Isaac Julien is today one of the most internationally celebrated artist–filmmakers working with multiple-channel video installations. His practice is concerned with the transposition of film to spatialised installation, and he uses film and projection technologies to create new vocabularies for experiencing the moving image, combining multiple narratives and perspectives across an arrangement of screens. Julien explores themes of overlapping cultural histories, movements of people and cultural interpretation in works such as True North 2004 and Fantôme Afrique 2005.

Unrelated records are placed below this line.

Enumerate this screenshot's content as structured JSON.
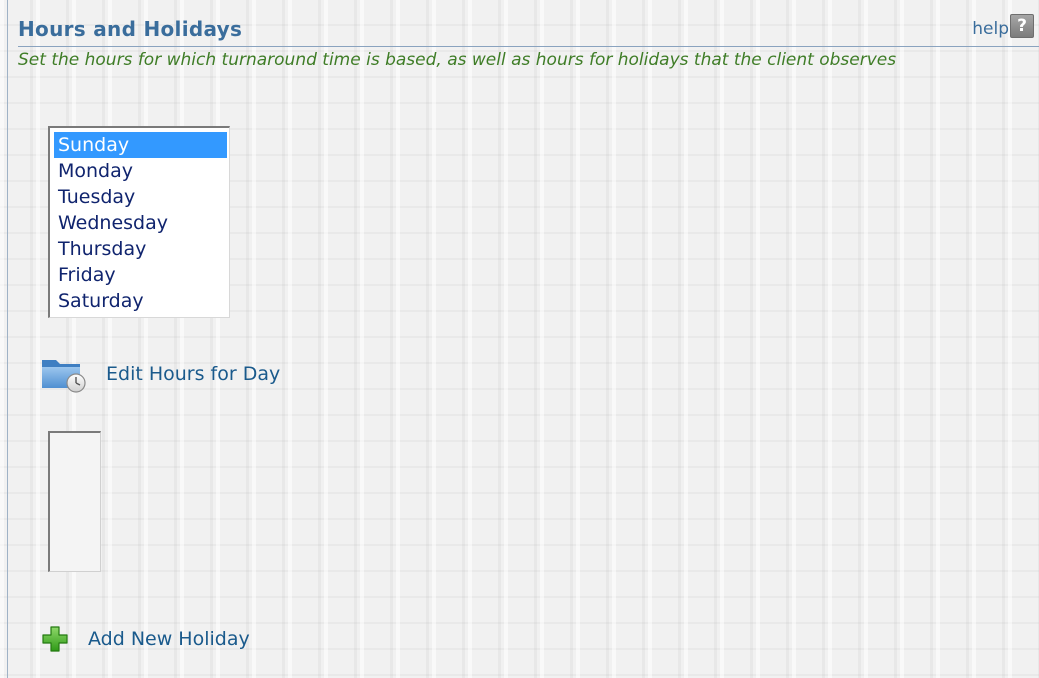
{
  "header": {
    "title": "Hours and Holidays",
    "help_label": "help",
    "help_icon_glyph": "?"
  },
  "description": "Set the hours for which turnaround time is based, as well as hours for holidays that the client observes",
  "days": {
    "selected": "Sunday",
    "options": [
      "Sunday",
      "Monday",
      "Tuesday",
      "Wednesday",
      "Thursday",
      "Friday",
      "Saturday"
    ]
  },
  "actions": {
    "edit_hours_label": "Edit Hours for Day",
    "edit_hours_icon": "folder-clock-icon",
    "add_holiday_label": "Add New Holiday",
    "add_holiday_icon": "green-plus-icon"
  },
  "holidays": {
    "items": []
  },
  "colors": {
    "title": "#3a6d9c",
    "description": "#3f7d27",
    "link": "#1a5a8c",
    "selection": "#3399ff",
    "list_text": "#10246e"
  }
}
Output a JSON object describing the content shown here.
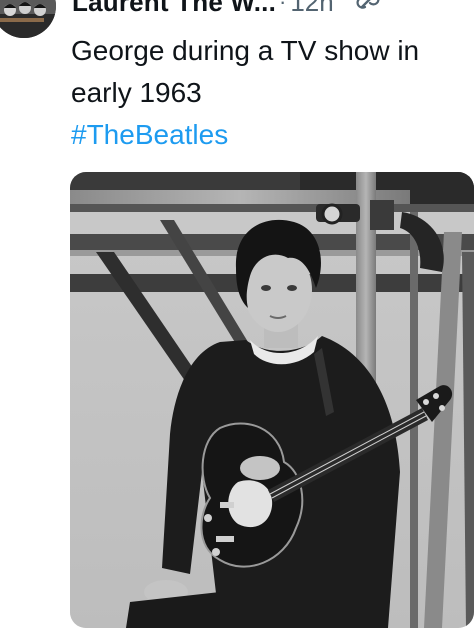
{
  "tweet": {
    "author_name": "Laurent The W...",
    "separator": "·",
    "time": "12h",
    "text": "George during a TV show in early 1963",
    "hashtag": "#TheBeatles"
  },
  "icons": {
    "avatar": "band-photo-avatar",
    "sync": "sync-icon",
    "more": "more-icon"
  },
  "media": {
    "description_type": "black-and-white photo"
  },
  "colors": {
    "text": "#0f1419",
    "secondary": "#536471",
    "link": "#1d9bf0"
  }
}
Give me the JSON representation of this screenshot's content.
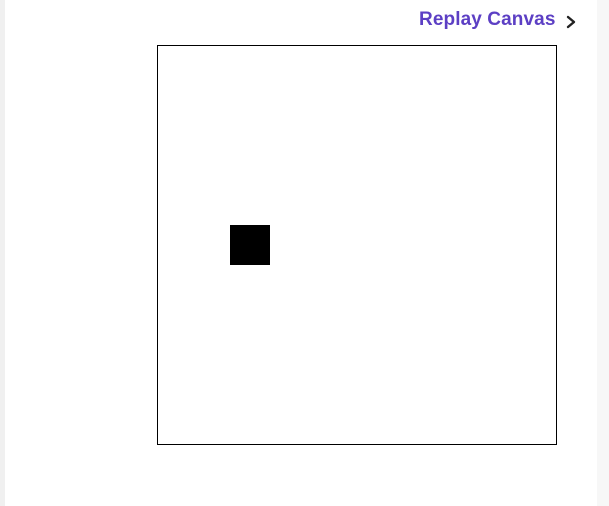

WESTERN UNION: Small Boats 2007 recreates the fatal journey across the Mediterranean, from North Africa to the Southern coast of Sicily, by African and Asian ‘clandestines’. This historic trade route is now used by émigrés escaping economic hardship and human rights abuses, who set off in small boats, often never to arrive. In the work, Julien also refers to Luchino Visconti’s cinematic epic Il gattopardo (The Leopard) 1963 — a meditation on relationships to land amid a changing social order. The locations of Visconti’s film are revisited in WESTERN UNION: Small Boats; the seaside village of Agrigento and the baroque interiors of the Palazzo Gangi are juxtaposed with the deadly sea voyage. The restricted movements of the would-be migrants are evoked in sequences of contemporary dance choreographed by Russell Maliphant.